I guess you could, but what would gain from it? You would already have processed the vertices, and if the triangle can be frustum culled then it will get clipped anyway before rasterization. If you're actually using tessellation to amplify geometry then it's definitely a win to set the tessellation factor to zero for patches that are back-facing or outside the frustum, since this will save you from having to do extra work in the tessellator and in the domain shader stage. But if you're not actually using the tessellation stages to tessellate, then there's not really any point.

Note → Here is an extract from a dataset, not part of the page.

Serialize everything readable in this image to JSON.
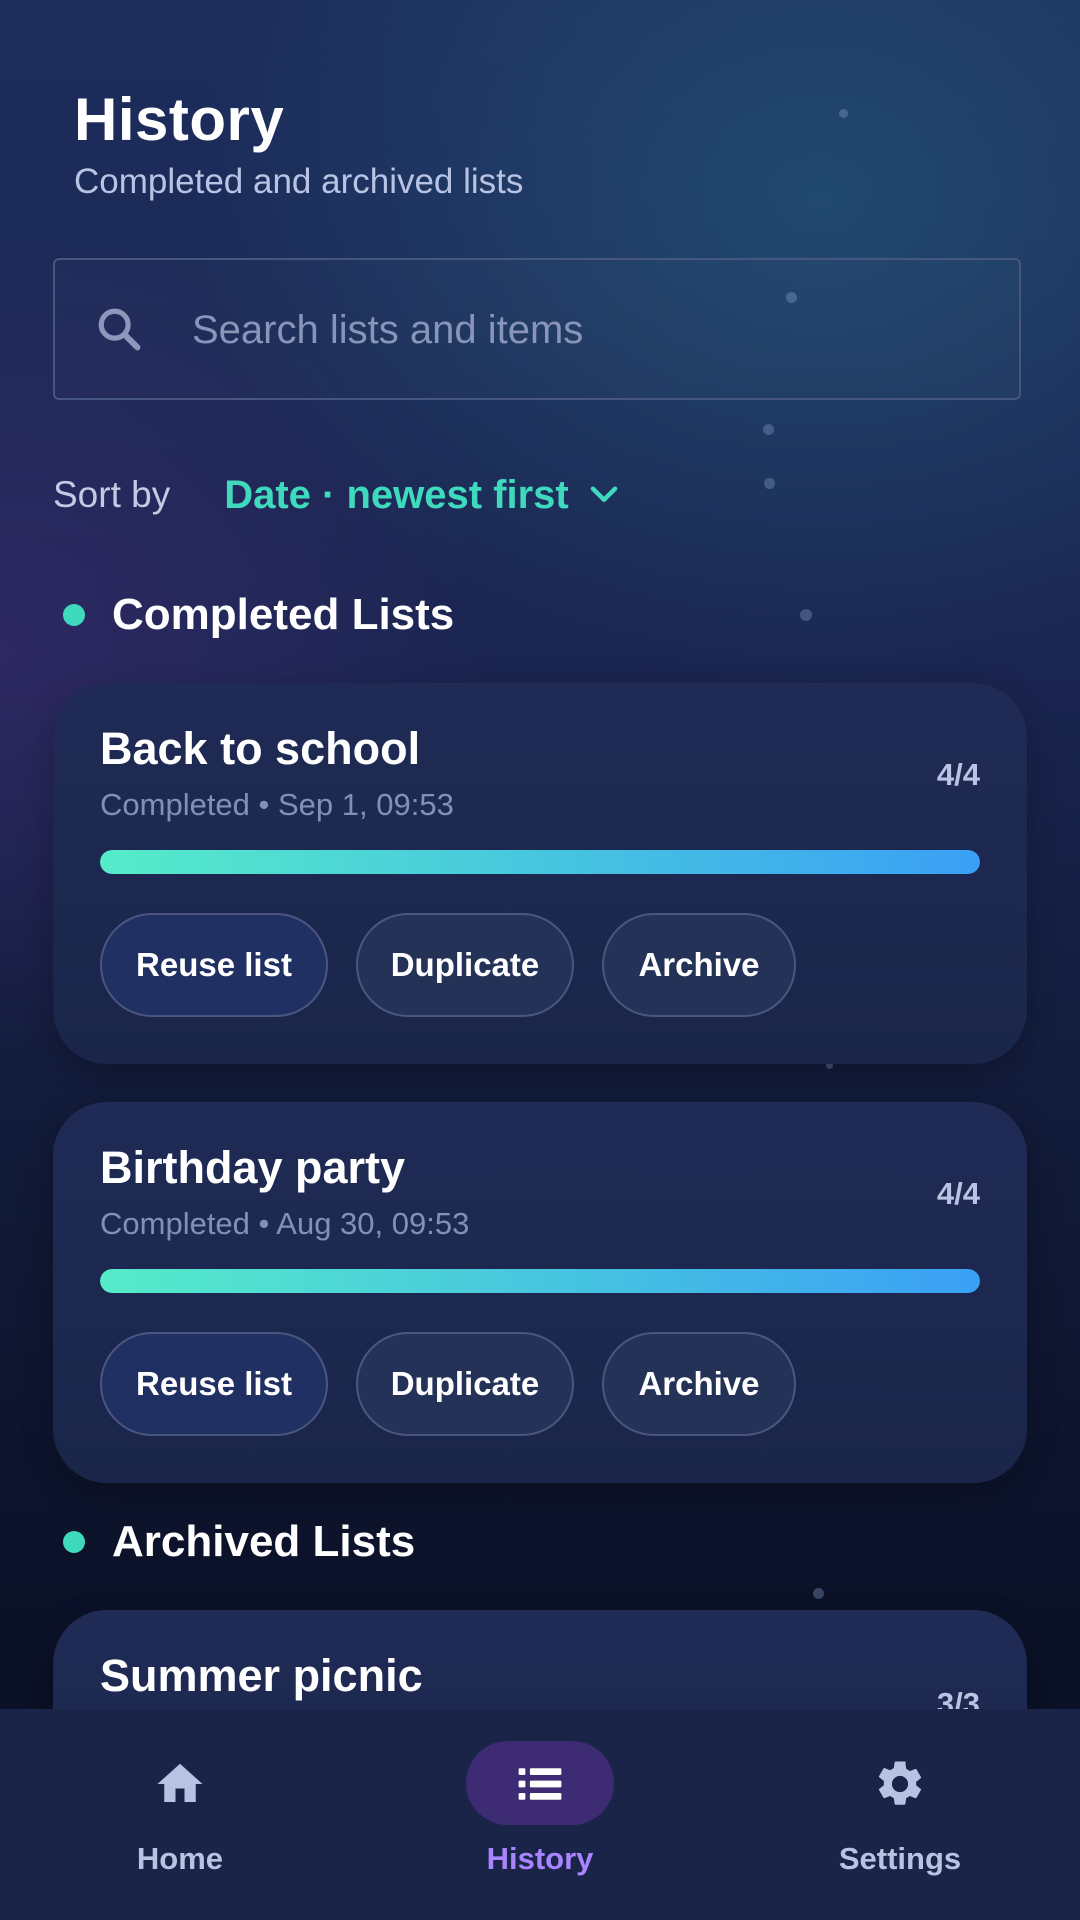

well I got the idea after I saw this guy http://rastergrid.co...ometry-shaders/ using a geometry shader to do culling.Weird thing is,samples with stream out always run quite slow on my PC.I know it's a not a very high end gpu(ATI Mobility Radeon HD 5650),but so far from what I've seen,CPU frustum culling is more efficient than using the GPU to do it,or am I missing something?I think I need a vote of confidence before I decide which method to try to implement .Using a scene graph would definately be less of a headache,but if there's an efficient GPU culling technique out there,I'd be glad to learn about it.